Silverlight and Pluggable Codecs

Flash has been doing video on the web for years now, and doing an awesome job at it. The Flash Player has a number of built-in codecs, and all the Flash video on the web plays in the latest Flash player, no hassles. And HD videos look great.

Microsoft, on the other hand, has their various video container formats (ASF, WMV, AVI) where the codec that you need to play the content is dependent on the streams in the containers. In other words, given a *.avi file, you have no idea what you need to have installed to play it.

This leads to the various codec packs you can download, which almost invariably are a vehicle for malware. It’s a terrible situation, and I think one of the reasons Flash video has done so well.

Microsoft apparently doesn’t get this, because the latest version of Silverlight has “Extensible Media Format Support”, which means developers can plug in arbitrary video or audio codecs to support other video formats.

Argh.

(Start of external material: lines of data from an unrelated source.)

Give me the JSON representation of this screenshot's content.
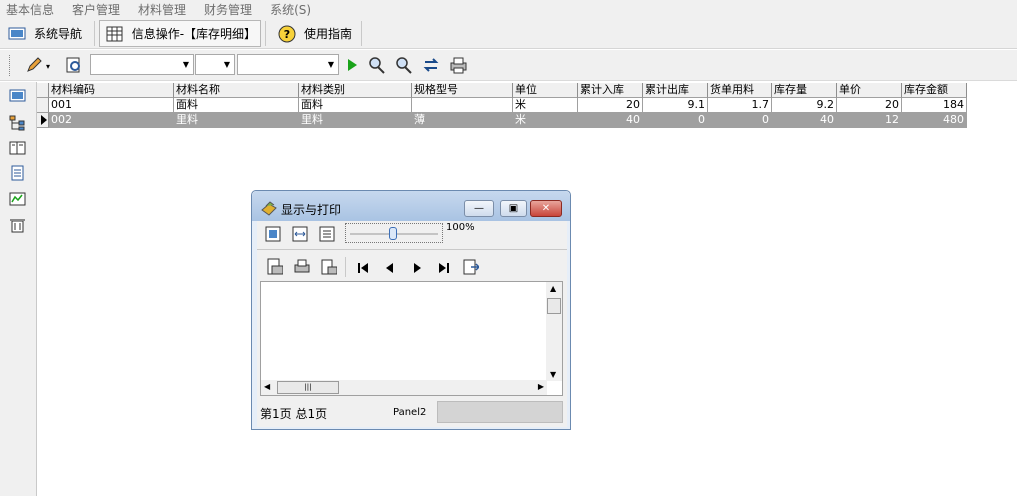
{
  "menu": [
    "基本信息",
    "客户管理",
    "材料管理",
    "财务管理",
    "系统(S)"
  ],
  "nav": {
    "system_nav": "系统导航",
    "info_tab": "信息操作-【库存明细】",
    "guide": "使用指南"
  },
  "grid": {
    "headers": [
      "材料编码",
      "材料名称",
      "材料类别",
      "规格型号",
      "单位",
      "累计入库",
      "累计出库",
      "货单用料",
      "库存量",
      "单价",
      "库存金额"
    ],
    "rows": [
      [
        "001",
        "面料",
        "面料",
        "",
        "米",
        "20",
        "9.1",
        "1.7",
        "9.2",
        "20",
        "184"
      ],
      [
        "002",
        "里料",
        "里料",
        "薄",
        "米",
        "40",
        "0",
        "0",
        "40",
        "12",
        "480"
      ]
    ],
    "selected_row": 1
  },
  "dialog": {
    "title": "显示与打印",
    "zoom": "100%",
    "page_info": "第1页 总1页",
    "panel": "Panel2"
  },
  "colors": {
    "accent": "#3c6fb7",
    "selected_row": "#a0a0a0",
    "close_button": "#c9453a"
  }
}
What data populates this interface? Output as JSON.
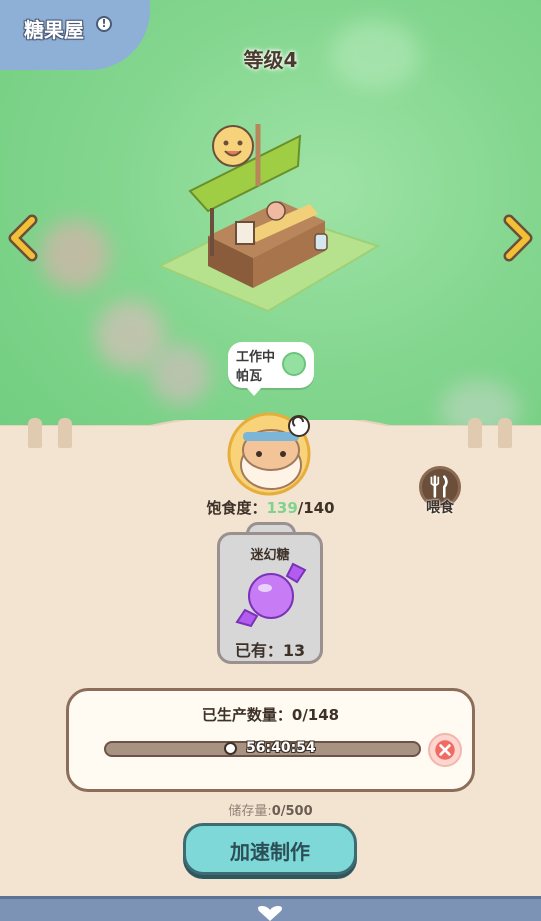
{
  "header": {
    "title": "糖果屋",
    "info_icon": "info-icon",
    "level": "等级4"
  },
  "nav": {
    "left_icon": "chevron-left-icon",
    "right_icon": "chevron-right-icon"
  },
  "status_bubble": {
    "line1": "工作中",
    "line2": "帕瓦",
    "icon": "smile-icon"
  },
  "worker": {
    "satiety_label": "饱食度：",
    "satiety_current": "139",
    "satiety_max": "/140",
    "feed_label": "喂食"
  },
  "item_card": {
    "name": "迷幻糖",
    "owned": "已有：13"
  },
  "production": {
    "title": "已生产数量：0/148",
    "timer": "56:40:54",
    "progress": 0,
    "storage_label": "储存量:",
    "storage_value": "0/500"
  },
  "actions": {
    "speed_up": "加速制作"
  },
  "colors": {
    "accent": "#7ed8d8",
    "satiety": "#7fd38c",
    "cancel": "#f06b61"
  }
}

So one site will be posting Ogg-contained videos and another DivX videos, and I’m going to need to download a bunch of codecs to view videos with Silverlight? No thanks.